The official email trail can be found here at Square State.
For example:

From: (Jeanne Kaplan)

Sent: Wednesday, December 03, 2008 11:11 AM
To: Boasberg, Tom; Pena, Theresa's External;
Cc: Bennet, Michael
Subject: Re: DPSRS-PERA merger memo

Tom - I can't open the attachment, but is it still relevant? What is happening with the merger, since the papers indicates it is off? Also, can we get an update on our bond situation, please? Have we lost a lot of money? If so, how much? Are there ways to stop the bleeding? When will programs/salaries/ etc. be affected?



-----Original Message-----
From: Boasberg, Tom
To: Jeannie Kaplan-
Cc: Pena, Theresa's Bennet, Michael
Sent: Thu, 4 Dec 2008 12:04 pm
Subject: RE: DPSRS-PERA merger memo

Thanks. think the attachment is of limited relevance at this point. I think that we are going to try to spend some time at our board meeting this month talking about all these topics so we will have a chance to discuss in some detail .



You can see in this exchange that Kaplan uses the term 'bleeding' in reference to the losses caused by the derivative swap, long before Obama was inaugurated or Bennet was picked as a Senator, and a year and a half before he was involved in a primary race. Clearly this was without political motivation. As Bennet's spokesperson, Boasberg politely dismissed inquiries at first, but later Boasberg dismissed budget accounting requests as politically motivated through the Primary, and is still blocking them today.

The three dissenting board members have not stopped demanding information, long after Bennet won the primary and his re-election. And they have not stopped fighting against the unpopular school closures, but with little success, as they are in the minority. And the parents have stayed involved as well. They don't like these reforms on a gut level, knowing deep down something is wrong with closing a school and then having charter schools re-open that don't take non-English speakers or special needs students, and that require you to get in a lottery to make it into the school if you are a 'normal' student.

And those deep down suspicions are now being proven by studies on these 'reform' efforts.

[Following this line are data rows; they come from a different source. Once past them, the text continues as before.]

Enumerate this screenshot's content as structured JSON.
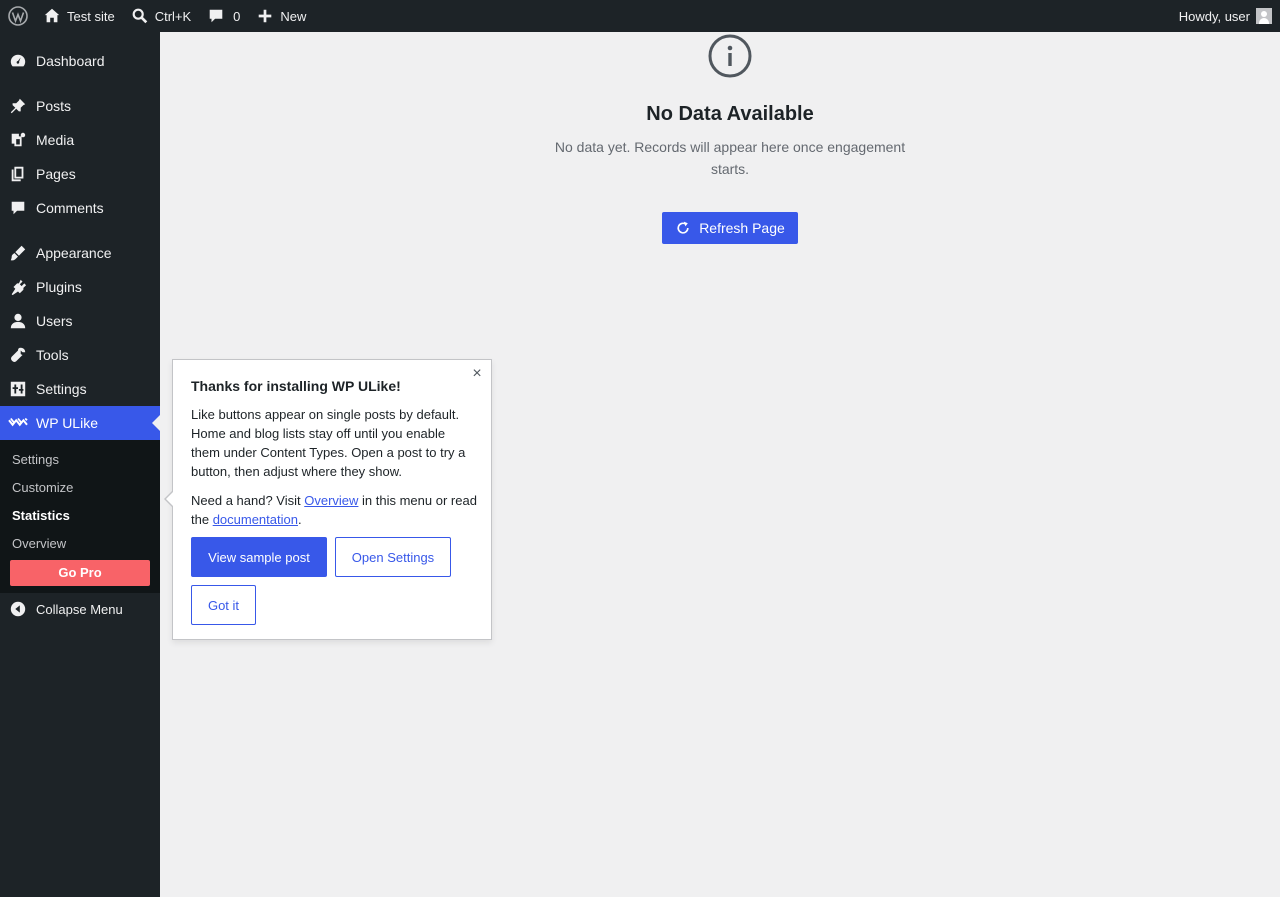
{
  "adminbar": {
    "site_name": "Test site",
    "search_shortcut": "Ctrl+K",
    "comments_count": "0",
    "new_label": "New",
    "greeting": "Howdy, user",
    "icons": [
      "wordpress-logo-icon",
      "home-icon",
      "search-icon",
      "comment-icon",
      "plus-icon"
    ]
  },
  "sidebar": {
    "items": [
      {
        "label": "Dashboard",
        "icon": "dashboard-icon"
      },
      {
        "label": "Posts",
        "icon": "pin-icon"
      },
      {
        "label": "Media",
        "icon": "media-icon"
      },
      {
        "label": "Pages",
        "icon": "pages-icon"
      },
      {
        "label": "Comments",
        "icon": "comment-icon"
      },
      {
        "label": "Appearance",
        "icon": "brush-icon"
      },
      {
        "label": "Plugins",
        "icon": "plugin-icon"
      },
      {
        "label": "Users",
        "icon": "user-icon"
      },
      {
        "label": "Tools",
        "icon": "wrench-icon"
      },
      {
        "label": "Settings",
        "icon": "sliders-icon"
      },
      {
        "label": "WP ULike",
        "icon": "wpulike-icon"
      }
    ],
    "submenu": [
      "Settings",
      "Customize",
      "Statistics",
      "Overview"
    ],
    "submenu_current": "Statistics",
    "go_pro": "Go Pro",
    "collapse": "Collapse Menu"
  },
  "main": {
    "title": "No Data Available",
    "description": "No data yet. Records will appear here once engagement starts.",
    "refresh_label": "Refresh Page"
  },
  "pointer": {
    "title": "Thanks for installing WP ULike!",
    "body": "Like buttons appear on single posts by default. Home and blog lists stay off until you enable them under Content Types. Open a post to try a button, then adjust where they show.",
    "help_prefix": "Need a hand? Visit ",
    "help_link1": "Overview",
    "help_middle": " in this menu or read the ",
    "help_link2": "documentation",
    "help_suffix": ".",
    "close_symbol": "×",
    "buttons": {
      "sample": "View sample post",
      "settings": "Open Settings",
      "gotit": "Got it"
    }
  },
  "colors": {
    "accent": "#3858e9",
    "admin_dark": "#1d2327",
    "submenu_bg": "#101517",
    "go_pro": "#f86368"
  }
}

Teacherken has an excellent expose of how these reforms - specifically Arne Duncan's turnaround program in Chicago, have been proven to be failures - and now that 'reform' is being implemented in 'Race to the Top' nationally: "How the Billionaire Boys Club is running and ruining Education."

The parents have fought and fought and have even formed a grassroots group - DeFENCE (Democrats for Excellent Neighborhood School Education) to fight these 'reforms,' conflicts of interests and overall lack of transparency.

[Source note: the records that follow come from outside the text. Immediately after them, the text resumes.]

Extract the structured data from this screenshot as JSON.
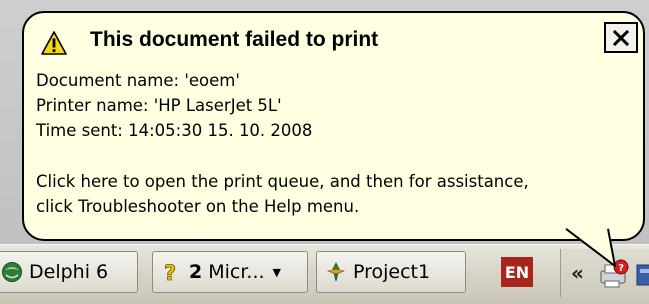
{
  "balloon": {
    "title": "This document failed to print",
    "lines": {
      "document": "Document name: 'eoem'",
      "printer": "Printer name: 'HP LaserJet 5L'",
      "time": "Time sent: 14:05:30  15. 10. 2008"
    },
    "message": {
      "line1": "Click here to open the print queue, and then for assistance,",
      "line2": "click Troubleshooter on the Help menu."
    },
    "close_label": "✕"
  },
  "taskbar": {
    "buttons": [
      {
        "label": "Delphi 6",
        "icon": "delphi-icon"
      },
      {
        "count": "2",
        "label": "Micr...",
        "icon": "help-question-icon"
      },
      {
        "label": "Project1",
        "icon": "delphi-project-icon"
      }
    ],
    "language": "EN",
    "tray": {
      "chevron": "«",
      "icons": [
        "printer-error-icon",
        "tray-app-icon"
      ]
    }
  },
  "colors": {
    "balloon_bg": "#ffffe1",
    "language_badge": "#a8251d",
    "warning_yellow": "#f5d90a"
  }
}
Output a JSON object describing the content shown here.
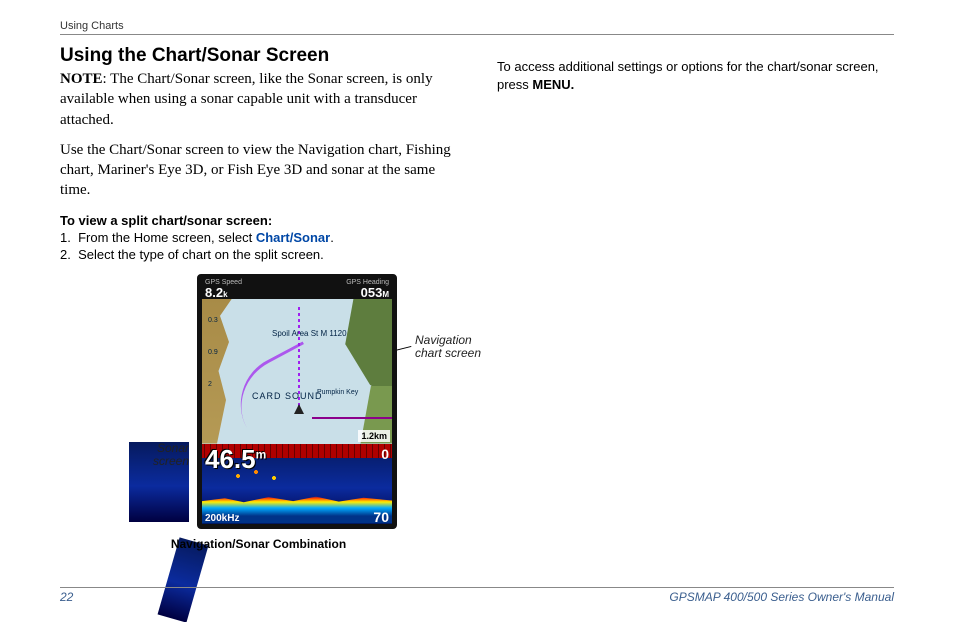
{
  "header": {
    "section": "Using Charts"
  },
  "title": "Using the Chart/Sonar Screen",
  "note": {
    "label": "NOTE",
    "text": ": The Chart/Sonar screen, like the Sonar screen, is only available when using a sonar capable unit with a transducer attached."
  },
  "intro": "Use the Chart/Sonar screen to view the Navigation chart, Fishing chart, Mariner's Eye 3D, or Fish Eye 3D and sonar at the same time.",
  "steps": {
    "heading": "To view a split chart/sonar screen:",
    "items": [
      {
        "num": "1.",
        "pre": "From the Home screen, select ",
        "menu": "Chart/Sonar",
        "post": "."
      },
      {
        "num": "2.",
        "pre": "Select the type of chart on the split screen.",
        "menu": "",
        "post": ""
      }
    ]
  },
  "right": {
    "line1": "To access additional settings or options for the chart/sonar screen, press ",
    "menu": "MENU."
  },
  "figure": {
    "callouts": {
      "nav": "Navigation chart screen",
      "sonar": "Sonar screen"
    },
    "status": {
      "left_label": "GPS Speed",
      "left_val": "8.2",
      "left_unit": "k",
      "right_label": "GPS Heading",
      "right_val": "053",
      "right_unit": "M"
    },
    "nav": {
      "spoil": "Spoil Area\nSt M 1120",
      "sound": "CARD SOUND",
      "pumpkin": "Pumpkin Key",
      "s1": "0.3",
      "s2": "0.9",
      "s3": "2",
      "scale": "1.2km"
    },
    "sonar": {
      "depth": "46.5",
      "unit": "m",
      "top": "0",
      "max": "70",
      "freq": "200kHz"
    },
    "caption": "Navigation/Sonar Combination"
  },
  "footer": {
    "page": "22",
    "manual": "GPSMAP 400/500 Series Owner's Manual"
  }
}
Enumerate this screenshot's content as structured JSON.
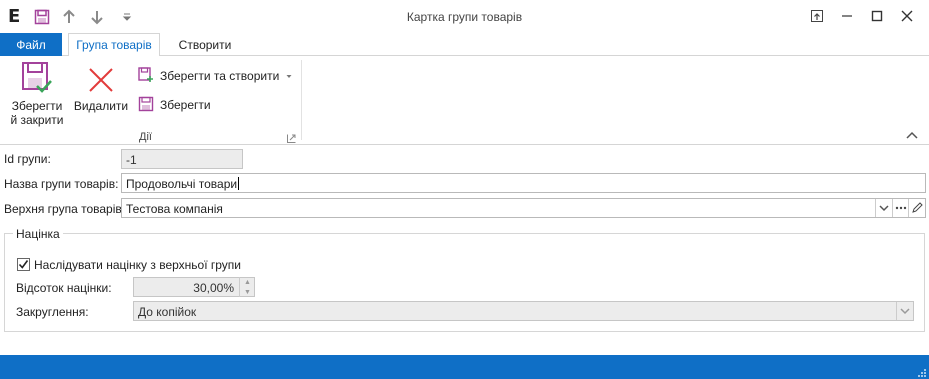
{
  "window": {
    "app_logo": "E",
    "title": "Картка групи товарів"
  },
  "quick_access": [
    "save-icon",
    "arrow-up-icon",
    "arrow-down-icon",
    "customize-dropdown-icon"
  ],
  "tabs": {
    "file": "Файл",
    "product_group": "Група товарів",
    "create": "Створити"
  },
  "ribbon": {
    "save_close": "Зберегти й закрити",
    "delete": "Видалити",
    "save_create": "Зберегти та створити",
    "save": "Зберегти",
    "group_actions": "Дії"
  },
  "form": {
    "id_label": "Id групи:",
    "id_value": "-1",
    "name_label": "Назва групи товарів:",
    "name_value": "Продовольчі товари",
    "parent_label": "Верхня група товарів:",
    "parent_value": "Тестова компанія"
  },
  "markup": {
    "title": "Націнка",
    "inherit_label": "Наслідувати націнку з верхньої групи",
    "inherit_checked": true,
    "percent_label": "Відсоток націнки:",
    "percent_value": "30,00%",
    "rounding_label": "Закруглення:",
    "rounding_value": "До копійок"
  },
  "colors": {
    "accent": "#0f6fc6",
    "save_icon": "#a3429b",
    "delete_icon": "#e23b3b",
    "check": "#3aa55a"
  }
}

This group is all volunteer and all grassroot funded, with very little money, but lots of gumption.

If their recall effort of Nate Easley is successful, then the board will flip back to a 4-3 majority for the dissenting viewpoint.

This issue will be a big decision for voters in upcoming elections. Candidates in the upcoming Denver mayoral race will have to decide where they stand on this issue. Since all the candidates are Democrats, the question is this: Will candidates listen to the local parents who vote in the mayoral race - or to those aligned with Arne Duncan?

And inquiries into the losses of the DPS derivative swap will have ongoing and potentially damaging results to certain members of the school board who have blocked inquiries, and certainly for the current Superintendent Boasberg and most likely for the former Superintendent, Senator Michael Bennet.

In a turn of events, the heavy handedness of these board members and past and present Superintendents may unravel so publicly that it will serve as a bulwark against heavy handed politicians who run roughshod over the will of the parents of students in these schools. And that may serve as a sign to parents and educators that they can successfully stand against the Secretary of Education and others forcing 'reforms' that are hurting students. If they are successful, maybe all the funding of these corporate and business gimmicks will be shelved in favor of funding something that educators and parents have been demanding for years - lower student to teacher ratio - something simple and proven to work.

Time will tell.